I’m certain that all families have them. You know, the characters. I am holding back using terms such as ‘black sheep’ or ‘nuts’ mainly because I remind myself that ‘the acorn doesn’t fall far from the tree.’
My own lineage certainly has it’s share of interesting characters – those ancestors whom you want to have answer that one question – “Why?” or “What were you thinking?”
My second cousin, Pamela Gaull is currently visiting Toronto and after having met through Internet channels like Facebook and email, we have finally had a chance to meet face to face. In our meandering conversations so far, we happened upon our common great grandmother Mary Jane Gaull (2nd great grandmother to Pamela and 3rd great grandmother to me). We agreed that Mary Jane seemed to be a ‘character’ or at least a rebel in her time as far as her family relationships went. In order to get a better sense of Mary Jane’s life, I decided to use a timeline chart to tease out some of the interesting episodes of her life.
This first part will look at Mary Jane’s life from birth until 1881, a period of approximately 44 years or about half her lifetime.
Mary Jane was born around 1837 in Kintore, Aberdeenshire, Scotland, the only child of John Gaull (1806-1892) and his wife, Mary Christie (1818-1879). While it is hypothesized that John would have liked to have had a larger family and more specifically a son, Mary Jane remained his only child. Based on census reports and the last will of John Gaull, he appears to have been a strict, stern, hard working man. He left land and money through his estate to his family, something not everyone was capable of doing in 19th century Scotland. His dismay then, was likely somewhat strong when his only child, Mary Jane would have announced sometime in 1859 that she was pregnant.

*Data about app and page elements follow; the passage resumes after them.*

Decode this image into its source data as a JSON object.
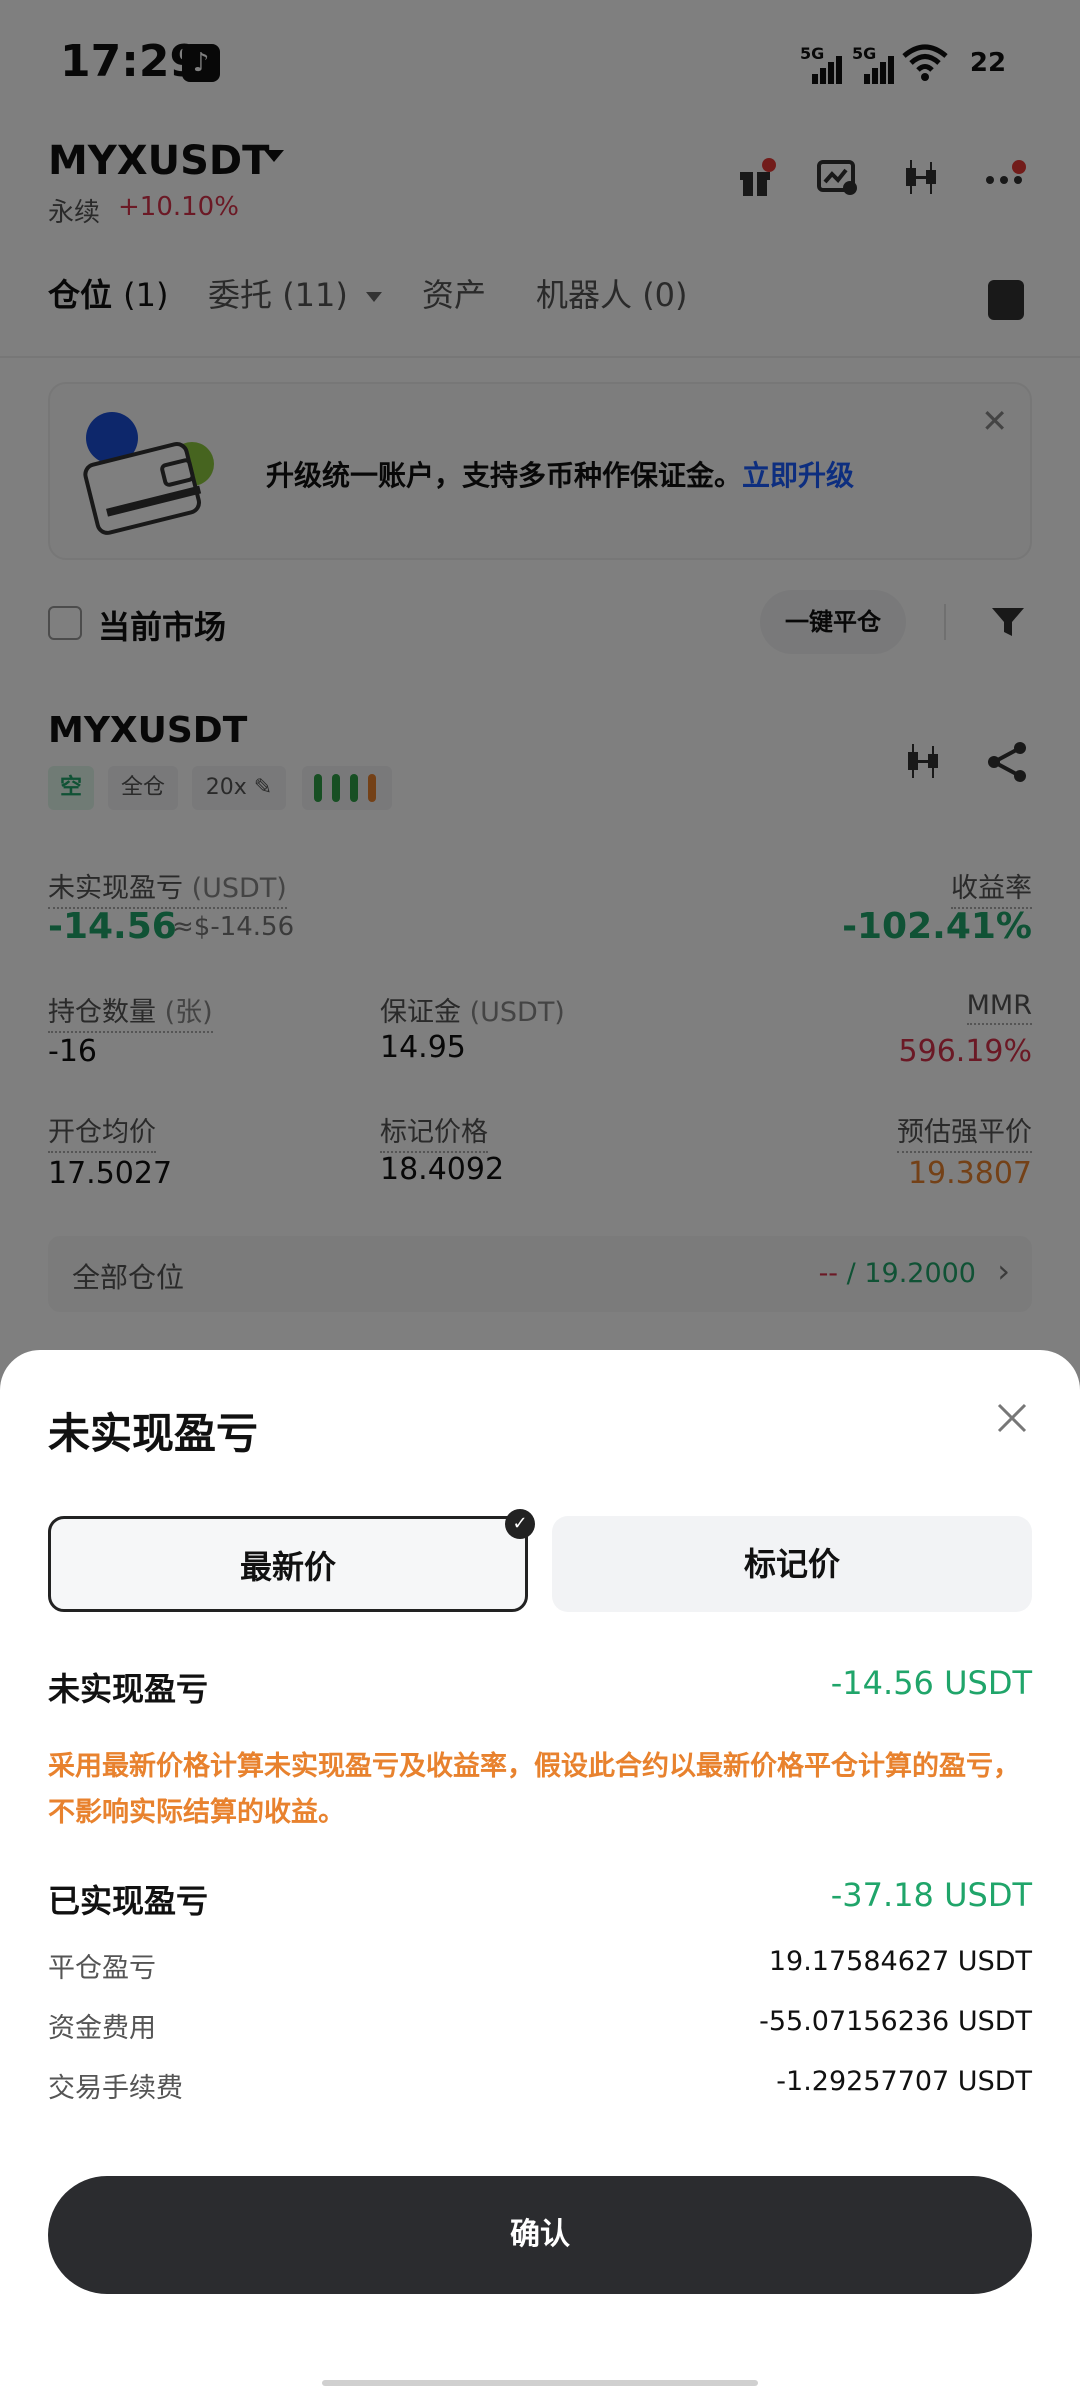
{
  "status_bar": {
    "time": "17:29",
    "sig1": "5G",
    "sig2": "5G",
    "battery": "22"
  },
  "header": {
    "pair": "MYXUSDT",
    "perp_label": "永续",
    "change": "+10.10%"
  },
  "tabs": [
    {
      "label": "仓位",
      "count": "(1)"
    },
    {
      "label": "委托",
      "count": "(11)"
    },
    {
      "label": "资产",
      "count": ""
    },
    {
      "label": "机器人",
      "count": "(0)"
    }
  ],
  "banner": {
    "text": "升级统一账户，支持多币种作保证金。",
    "link": "立即升级"
  },
  "filter_row": {
    "current_market": "当前市场",
    "close_all": "一键平仓"
  },
  "position": {
    "symbol": "MYXUSDT",
    "tags": {
      "side": "空",
      "mode": "全仓",
      "leverage": "20x ✎"
    },
    "unrealized_label": "未实现盈亏",
    "unrealized_unit": "(USDT)",
    "unrealized_value": "-14.56",
    "unrealized_approx": "≈$-14.56",
    "roe_label": "收益率",
    "roe_value": "-102.41%",
    "qty_label": "持仓数量",
    "qty_unit": "(张)",
    "qty_value": "-16",
    "margin_label": "保证金",
    "margin_unit": "(USDT)",
    "margin_value": "14.95",
    "mmr_label": "MMR",
    "mmr_value": "596.19%",
    "entry_label": "开仓均价",
    "entry_value": "17.5027",
    "mark_label": "标记价格",
    "mark_value": "18.4092",
    "liq_label": "预估强平价",
    "liq_value": "19.3807",
    "all_positions": "全部仓位",
    "tp_sl_red": "--",
    "tp_sl_green": "/ 19.2000"
  },
  "sheet": {
    "title": "未实现盈亏",
    "seg_latest": "最新价",
    "seg_mark": "标记价",
    "unrealized_label": "未实现盈亏",
    "unrealized_value": "-14.56 USDT",
    "note": "采用最新价格计算未实现盈亏及收益率，假设此合约以最新价格平仓计算的盈亏，不影响实际结算的收益。",
    "realized_label": "已实现盈亏",
    "realized_value": "-37.18 USDT",
    "details": [
      {
        "label": "平仓盈亏",
        "value": "19.17584627 USDT"
      },
      {
        "label": "资金费用",
        "value": "-55.07156236 USDT"
      },
      {
        "label": "交易手续费",
        "value": "-1.29257707 USDT"
      }
    ],
    "confirm": "确认"
  },
  "colors": {
    "green": "#20a56a",
    "red": "#d6334a",
    "orange": "#e8822e",
    "link": "#1a5cff",
    "button": "#2b2c2f"
  }
}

In February 1860, Mary Jane gave birth to twin boys that she named George and John Gaull
. No father was named, something that has lead to much speculation. When George (who lived most of his life as George Irvine) died in 1941, his daughter Margaret provided the information to register his death. Margaret indicated that George’s father’s name was also George Irvine.
My theory is that Margaret was informed at some time during her life of the name of her father’s father but there is no evidence to suggest that a George Irvine (Sr.) existed. In the 1861 Scottish Census, there is no George Irvine who seems a likely suspect to be the father. Presumably the George Irvine that Margaret named as her father’s father and whom she described as a farm servant, lived nearby the Gaull farm in Chapel of Garioch. Of the six George Irvines listed in 1861 Aberdeenshire, one is the year-old son of Mary Jane, two appear too old to be the father, and the others in my opinion lived too far away to likely be the father.
In any event, Mary Jane sent infant George to live in Inverurie with a family named Hooey and kept infant John Gaull to live with her and her parents on their farm. In spite of giving birth to the twins, Mary Jane’s maternal instincts didn’t really seem to kick in. Six months after becoming a mother, Mary Jane married Alexander Glennie on August 11, 1860 at Whitehaugh, Chapel of Garioch. Mary Jane and Alexander had five children between 1861 and 1873 yet neither of the twins factored in to their family life. In 1871 for instance, George continued to live with the Hooey family in Inverurie and John lived with his grandparents at Chapel of Garioch.
Interestingly the only Mary Glennie to found in Aberdeenshire in the 1871 and 1881 Scottish Census records that might match Mary Jane was an inmate or patient in the Aberdeen Asylum located at Old Machar. Could she be my great grandmother?